Colvard launched his coaching tenure in 1976 as a junior high football assistant. For the next 20 years, Colvard mentored Little League and USSSA baseball teams, served as a Lincolnton High assistant football coach for four seasons, coached the Lincolnton High girls basketball team for two years, and headed up the Cherryville Post 100 American Legion baseball program in 1994-95.
Colvard’s 1994 American Legion team went 22-7 and was Area Four Central Division champion, reaching the third round of the area playoffs.
And Colvard’s keen sense of competition did not confine him to the coaching sidelines. He continued to excel as an athlete, whether it was men’s slow-pitch softball or golf.
Colvard logged stints on several successful softball teams, including legendary Howard’s Furniture.
On the links, Colvard recorded his first hole-in-one at Glen Oaks in Maiden in 2002, fired a round of 69 at Sand Piper Bay in 2003, and recorded a double eagle at Regent Park in 2007.
As a physical education instructor, Colvard was innovative. He incorporated dance into his curriculum along with the teaching of fundamentals for popular sports. He coaxed socially awkward adolescent boys to embrace line dancing and to perform at standing-room-only PTO events at Love Memorial.
After retirement, Colvard added the role of civic-minded volunteer to his agenda.

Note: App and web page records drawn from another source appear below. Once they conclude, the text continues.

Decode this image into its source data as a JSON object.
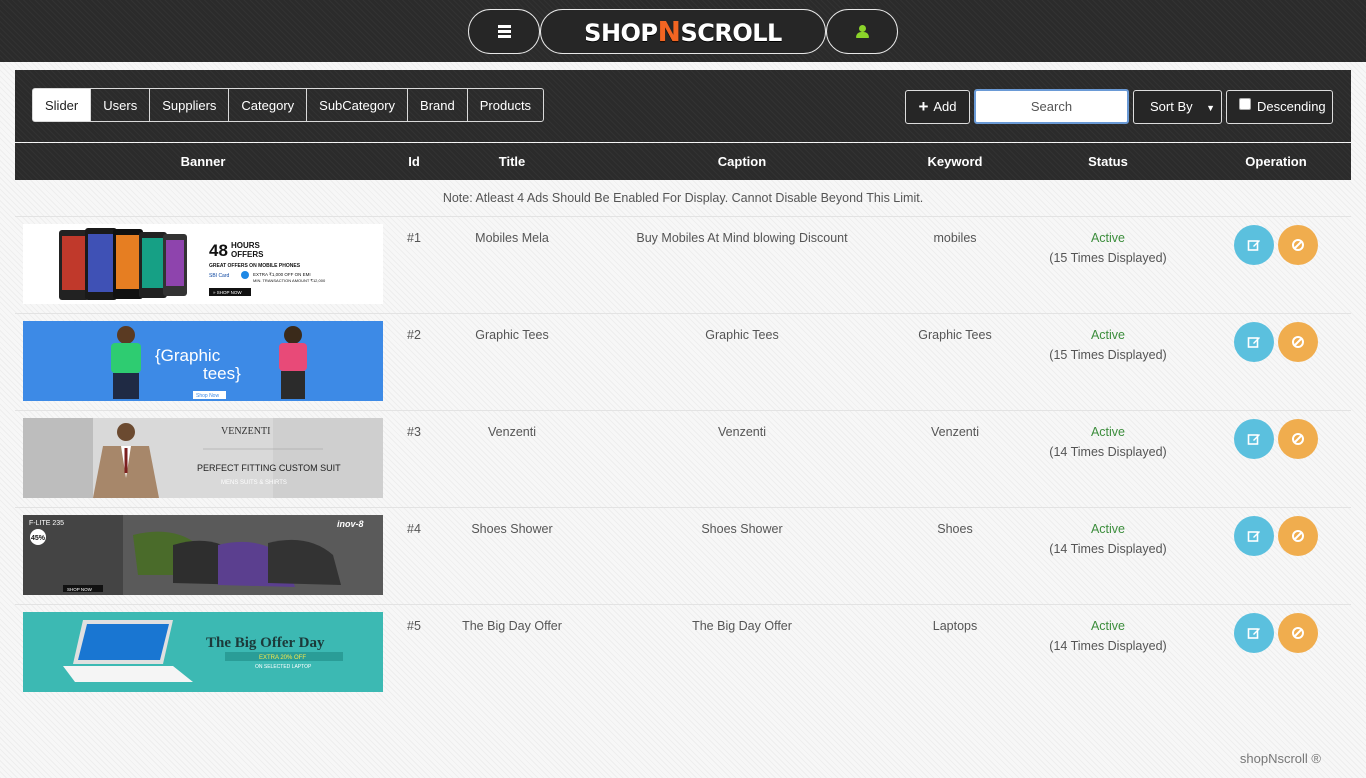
{
  "header": {
    "logo_part1": "SHOP",
    "logo_n": "N",
    "logo_part2": "SCROLL"
  },
  "tabs": [
    "Slider",
    "Users",
    "Suppliers",
    "Category",
    "SubCategory",
    "Brand",
    "Products"
  ],
  "toolbar": {
    "add_label": "Add",
    "search_placeholder": "Search",
    "sort_label": "Sort By",
    "descending_label": "Descending"
  },
  "table": {
    "headers": {
      "banner": "Banner",
      "id": "Id",
      "title": "Title",
      "caption": "Caption",
      "keyword": "Keyword",
      "status": "Status",
      "operation": "Operation"
    },
    "note": "Note: Atleast 4 Ads Should Be Enabled For Display. Cannot Disable Beyond This Limit.",
    "rows": [
      {
        "id": "#1",
        "title": "Mobiles Mela",
        "caption": "Buy Mobiles At Mind blowing Discount",
        "keyword": "mobiles",
        "status": "Active",
        "displayed": "(15 Times Displayed)",
        "banner": {
          "headline": "48",
          "sub1": "HOURS",
          "sub2": "OFFERS",
          "line1": "GREAT OFFERS ON MOBILE PHONES",
          "card": "SBI Card",
          "extra": "EXTRA ₹1,000 OFF ON EMI",
          "min": "MIN. TRANSACTION AMOUNT ₹12,000",
          "cta": "» SHOP NOW"
        }
      },
      {
        "id": "#2",
        "title": "Graphic Tees",
        "caption": "Graphic Tees",
        "keyword": "Graphic Tees",
        "status": "Active",
        "displayed": "(15 Times Displayed)",
        "banner": {
          "headline": "{Graphic",
          "headline2": "tees}",
          "cta": "Shop Now"
        }
      },
      {
        "id": "#3",
        "title": "Venzenti",
        "caption": "Venzenti",
        "keyword": "Venzenti",
        "status": "Active",
        "displayed": "(14 Times Displayed)",
        "banner": {
          "brand": "VENZENTI",
          "tag": "PERFECT FITTING CUSTOM SUIT",
          "sub": "MENS SUITS & SHIRTS"
        }
      },
      {
        "id": "#4",
        "title": "Shoes Shower",
        "caption": "Shoes Shower",
        "keyword": "Shoes",
        "status": "Active",
        "displayed": "(14 Times Displayed)",
        "banner": {
          "model": "F-LITE 235",
          "discount": "45%",
          "brand": "inov-8",
          "cta": "SHOP NOW"
        }
      },
      {
        "id": "#5",
        "title": "The Big Day Offer",
        "caption": "The Big Day Offer",
        "keyword": "Laptops",
        "status": "Active",
        "displayed": "(14 Times Displayed)",
        "banner": {
          "headline": "The Big Offer Day",
          "extra": "EXTRA 20% OFF",
          "sub": "ON SELECTED LAPTOP"
        }
      }
    ]
  },
  "footer": {
    "text": "shopNscroll ®"
  },
  "colors": {
    "dark": "#2b2b2b",
    "edit_button": "#5bc0de",
    "disable_button": "#f0ad4e",
    "active_status": "#3c8d3c",
    "logo_accent": "#f26522",
    "user_icon": "#8bd32a"
  }
}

For several years, Colvard offered his DJ service free of charge to Special Olympics of Lincoln County and Relay for Life of Lincoln County.

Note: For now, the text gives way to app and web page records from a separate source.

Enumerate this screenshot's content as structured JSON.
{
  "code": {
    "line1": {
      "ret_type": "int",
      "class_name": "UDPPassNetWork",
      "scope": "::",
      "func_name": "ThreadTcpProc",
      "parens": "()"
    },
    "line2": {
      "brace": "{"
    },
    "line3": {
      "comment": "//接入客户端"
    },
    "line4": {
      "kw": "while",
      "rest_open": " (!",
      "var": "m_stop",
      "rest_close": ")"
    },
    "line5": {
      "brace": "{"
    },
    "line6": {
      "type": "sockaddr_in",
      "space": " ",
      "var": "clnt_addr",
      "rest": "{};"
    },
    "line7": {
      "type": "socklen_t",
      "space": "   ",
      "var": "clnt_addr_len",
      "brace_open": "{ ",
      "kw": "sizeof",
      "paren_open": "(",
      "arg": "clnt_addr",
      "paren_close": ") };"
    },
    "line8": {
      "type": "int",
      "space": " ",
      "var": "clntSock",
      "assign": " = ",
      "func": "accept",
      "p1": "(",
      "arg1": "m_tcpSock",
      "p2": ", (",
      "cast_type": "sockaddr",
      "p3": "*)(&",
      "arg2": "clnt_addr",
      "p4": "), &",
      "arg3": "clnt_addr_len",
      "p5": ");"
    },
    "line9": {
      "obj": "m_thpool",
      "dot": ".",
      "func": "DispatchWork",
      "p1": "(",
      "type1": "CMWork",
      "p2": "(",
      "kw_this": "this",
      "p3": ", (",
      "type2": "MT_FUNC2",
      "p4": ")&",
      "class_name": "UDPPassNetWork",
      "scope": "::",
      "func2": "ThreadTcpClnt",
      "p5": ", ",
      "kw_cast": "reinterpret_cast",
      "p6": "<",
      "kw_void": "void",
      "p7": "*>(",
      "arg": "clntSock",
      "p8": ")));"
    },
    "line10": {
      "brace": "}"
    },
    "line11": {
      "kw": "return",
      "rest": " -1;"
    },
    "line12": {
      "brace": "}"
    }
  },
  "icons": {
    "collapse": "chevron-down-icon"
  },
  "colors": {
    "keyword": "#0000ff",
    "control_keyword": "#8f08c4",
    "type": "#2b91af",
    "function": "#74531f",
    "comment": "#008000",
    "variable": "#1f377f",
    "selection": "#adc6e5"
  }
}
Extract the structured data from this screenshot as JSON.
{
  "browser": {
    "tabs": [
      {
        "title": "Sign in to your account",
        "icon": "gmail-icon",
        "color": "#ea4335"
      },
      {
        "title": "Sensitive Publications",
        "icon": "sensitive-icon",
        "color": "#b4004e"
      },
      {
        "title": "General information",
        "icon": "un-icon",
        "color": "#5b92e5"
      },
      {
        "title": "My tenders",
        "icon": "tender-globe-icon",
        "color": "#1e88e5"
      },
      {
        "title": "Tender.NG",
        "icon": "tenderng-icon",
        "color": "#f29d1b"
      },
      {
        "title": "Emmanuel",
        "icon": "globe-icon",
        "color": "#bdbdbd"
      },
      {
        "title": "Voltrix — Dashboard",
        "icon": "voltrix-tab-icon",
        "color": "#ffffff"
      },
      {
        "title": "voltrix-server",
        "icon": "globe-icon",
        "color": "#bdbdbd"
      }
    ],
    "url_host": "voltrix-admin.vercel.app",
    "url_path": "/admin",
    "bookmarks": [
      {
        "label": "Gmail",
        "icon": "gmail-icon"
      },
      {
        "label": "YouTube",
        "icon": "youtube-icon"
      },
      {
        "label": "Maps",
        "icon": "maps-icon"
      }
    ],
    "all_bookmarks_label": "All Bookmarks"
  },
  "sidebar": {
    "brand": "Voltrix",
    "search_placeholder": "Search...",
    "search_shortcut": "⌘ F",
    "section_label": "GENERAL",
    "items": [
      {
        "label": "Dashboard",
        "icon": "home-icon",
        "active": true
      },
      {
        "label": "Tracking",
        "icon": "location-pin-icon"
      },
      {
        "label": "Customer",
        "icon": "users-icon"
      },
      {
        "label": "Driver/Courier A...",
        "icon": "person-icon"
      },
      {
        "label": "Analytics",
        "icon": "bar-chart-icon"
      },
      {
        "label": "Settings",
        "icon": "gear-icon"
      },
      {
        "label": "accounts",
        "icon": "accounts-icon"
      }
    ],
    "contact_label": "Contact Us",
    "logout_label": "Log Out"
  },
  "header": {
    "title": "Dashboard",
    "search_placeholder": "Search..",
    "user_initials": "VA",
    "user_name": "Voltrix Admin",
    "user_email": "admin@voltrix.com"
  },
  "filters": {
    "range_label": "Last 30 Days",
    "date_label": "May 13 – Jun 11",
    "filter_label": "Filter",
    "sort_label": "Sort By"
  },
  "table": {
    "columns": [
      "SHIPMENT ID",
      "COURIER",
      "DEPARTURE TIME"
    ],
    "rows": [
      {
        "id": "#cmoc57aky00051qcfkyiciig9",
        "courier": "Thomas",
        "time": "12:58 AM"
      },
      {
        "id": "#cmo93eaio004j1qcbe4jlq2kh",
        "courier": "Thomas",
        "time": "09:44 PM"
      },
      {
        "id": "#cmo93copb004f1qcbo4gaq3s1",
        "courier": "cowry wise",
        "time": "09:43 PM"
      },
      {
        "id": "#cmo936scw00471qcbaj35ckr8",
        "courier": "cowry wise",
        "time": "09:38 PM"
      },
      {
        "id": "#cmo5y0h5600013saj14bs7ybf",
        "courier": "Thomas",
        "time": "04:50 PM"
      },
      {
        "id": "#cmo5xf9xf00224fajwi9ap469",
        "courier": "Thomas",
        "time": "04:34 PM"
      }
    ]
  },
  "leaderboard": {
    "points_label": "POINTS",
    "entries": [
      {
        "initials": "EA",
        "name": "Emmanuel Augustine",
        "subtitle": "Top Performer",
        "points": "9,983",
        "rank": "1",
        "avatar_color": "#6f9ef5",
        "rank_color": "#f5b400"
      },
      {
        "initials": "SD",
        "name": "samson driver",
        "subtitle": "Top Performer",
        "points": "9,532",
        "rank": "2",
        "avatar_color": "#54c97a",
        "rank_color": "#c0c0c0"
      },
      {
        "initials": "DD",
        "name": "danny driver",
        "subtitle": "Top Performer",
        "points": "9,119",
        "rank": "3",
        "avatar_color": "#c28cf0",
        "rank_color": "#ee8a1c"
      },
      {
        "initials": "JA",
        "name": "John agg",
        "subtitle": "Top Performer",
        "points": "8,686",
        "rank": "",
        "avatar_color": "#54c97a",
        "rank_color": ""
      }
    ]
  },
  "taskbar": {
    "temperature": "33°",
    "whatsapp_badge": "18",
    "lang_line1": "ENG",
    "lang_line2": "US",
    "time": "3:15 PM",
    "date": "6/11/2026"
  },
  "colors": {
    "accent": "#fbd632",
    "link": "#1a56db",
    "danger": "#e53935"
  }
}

In addition, he volunteered at daycares, nursing homes, the Down Syndrome Association of Charlotte, and Purple Stride.
Ironically, Purple Stride is an organization that supports pancreatic cancer research, the same disease that claimed Colvard’s life in January 2022 at age 71.
In March of this year, in a letter to the Lincoln County Board of Education, Love Memorial principal Chris Kolasinski urged the board to consider naming the school gym in Colvard’s honor.
“He was a role model for us all,” Kolasinski wrote. “Lincoln County Schools and many students are better because of the positive influence of Johnny Colvard.”
The letter was co-signed by several Lincoln County educators, parents and students.
According to retired educator Tammy Cloninger, the board approved the request, and a fund-raising effort is underway to pay for signage.
“I have so many people ready to contribute,” Cloninger said in an email. “I’d like for there to be a dedication this fall.”
(Published August 10, 2022)